the mails. Granted the power to select the subject of taxation, the State's power to grant
exemption must likewise be conceded as a necessary corollary. Tax exemptions are too
common in the law; they have never been thought of as raising issues under the equal protection
clause. It is thus erroneous for the trial court to hold that because certain mail users are
exempted from the levy the law and administrative officials have sanctioned an invidious
discrimination offensive to the Constitution. The application of the lower courts theory would
require all mail users to be taxed, a conclusion that is hardly tenable in the light of differences in
status of mail users. The Constitution does not require this kind of equality. As for the
Government and its instrumentalities, their exemption rests on the State's sovereign immunity
from taxation. The State cannot be taxed without its consent and such consent, being in
derogation of its sovereignty, is to be strictly construed.

2. The tax is levied for a public purpose and does not violate the rule of uniformity in

The petitioner further argues that the tax in question is invalid, first, because it is not levied for a
public purpose as no special benefits accrue to mail users as taxpayers, and second, because it
violates the rule of uniformity in taxation.

The eradication of a dreaded disease is a public purpose, but if by public purpose the petitioner
means benefit to a taxpayer as a return for what he pays, then it is sufficient answer to say that
the only benefit to which the taxpayer is constitutionally entitled is that derived from his
enjoyment of the privileges of living in an organized society, established and safeguarded
by the devotion of taxes to public purposes.

Nor is the rule of uniformity and equality of taxation infringed by the imposition of a flat rate rather
than a graduated tax. A tax need not be measured by the weight of the mail or the extent of the
service rendered. We have said that considerations of administrative convenience and cost afford
an adequate ground for classification. The same considerations may induce the legislature to
impose a flat tax which in effect is a charge for the transaction, operating equally on all persons
within the class regardless of the amount involved.

3. Administrative Order is VALID and is within the power of the Postmaster

The petitioner claims that the statute is so broadly drawn that to execute it the respondents had to
issue administrative orders far beyond their power.

Administrative Order 3, as amended by Administrative Orders 7 and 10, provides that for certain
classes of mail matters (such as mail permits, metered mails, business reply cards, etc.), the
five-centavo charge may be paid in cash instead of the purchase of the anti-TB stamp. It
further states that mails deposited during the period August 19 to September 30 of each year in
mail boxes without the stamp should be returned to the sender, if known, otherwise they should
be treated as nonmailable.

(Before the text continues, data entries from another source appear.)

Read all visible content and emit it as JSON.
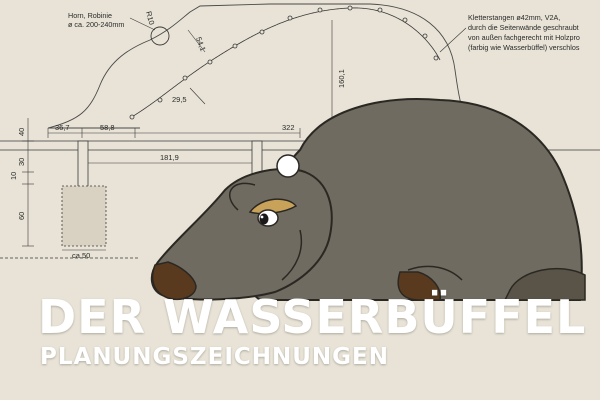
{
  "heading": {
    "title": "DER WASSERBÜFFEL",
    "subtitle": "PLANUNGSZEICHNUNGEN"
  },
  "drawing": {
    "horn_note": [
      "Horn, Robinie",
      "ø ca. 200-240mm"
    ],
    "climbing_note": [
      "Kletterstangen ø42mm, V2A,",
      "durch die Seitenwände geschraubt",
      "von außen fachgerecht mit Holzpro",
      "(farbig wie Wasserbüffel) verschlos"
    ],
    "dimensions": {
      "radius": "R10",
      "d_541": "54,1",
      "d_295": "29,5",
      "d_1601": "160,1",
      "d_367": "36,7",
      "d_588": "58,8",
      "d_322": "322",
      "d_1819": "181,9",
      "d_40": "40",
      "d_30": "30",
      "d_10": "10",
      "d_60": "60",
      "foundation": "ca.50"
    }
  },
  "colors": {
    "background": "#e8e3d6",
    "buffalo_body": "#6f6b60",
    "buffalo_outline": "#2b2824",
    "nose": "#5a3a1e",
    "horn": "#c9a25a",
    "title_text": "#ffffff",
    "line": "#3a3a3a"
  }
}
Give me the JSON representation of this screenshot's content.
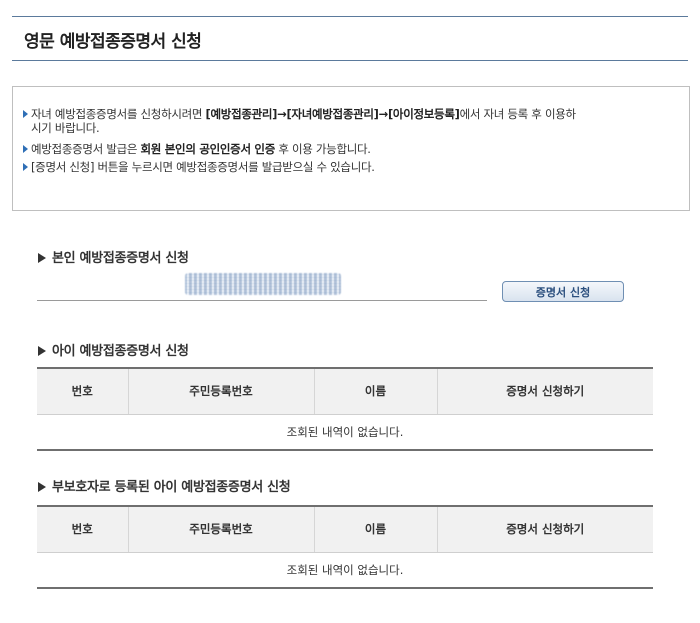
{
  "page": {
    "title": "영문 예방접종증명서 신청"
  },
  "notice": {
    "item1_text_a": "자녀 예방접종증명서를 신청하시려면 ",
    "item1_bold": "[예방접종관리]→[자녀예방접종관리]→[아이정보등록]",
    "item1_text_b": "에서 자녀 등록 후 이용하시기 바랍니다.",
    "item2_text_a": "예방접종증명서 발급은 ",
    "item2_bold": "회원 본인의 공인인증서 인증",
    "item2_text_b": " 후 이용 가능합니다.",
    "item3_text": "[증명서 신청] 버튼을 누르시면 예방접종증명서를 발급받으실 수 있습니다."
  },
  "self_section": {
    "title": "본인 예방접종증명서 신청",
    "button_label": "증명서 신청"
  },
  "child_section": {
    "title": "아이 예방접종증명서 신청",
    "columns": [
      "번호",
      "주민등록번호",
      "이름",
      "증명서 신청하기"
    ],
    "empty_message": "조회된 내역이 없습니다."
  },
  "guardian_section": {
    "title": "부보호자로 등록된 아이 예방접종증명서 신청",
    "columns": [
      "번호",
      "주민등록번호",
      "이름",
      "증명서 신청하기"
    ],
    "empty_message": "조회된 내역이 없습니다."
  },
  "colors": {
    "title_border": "#5b7a9c",
    "bullet": "#2f6fb6",
    "button_text": "#2b4f7e"
  }
}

It is true that the law does not expressly authorize the collection of five centavos except through
the sale of anti-TB stamps, but such authority may be implied in so far as it may be necessary to
prevent a failure of the undertaking. The authority given to the Postmaster General to raise
funds through the mails must be liberally construed, consistent with the principle that
where the end is required the appropriate means are given.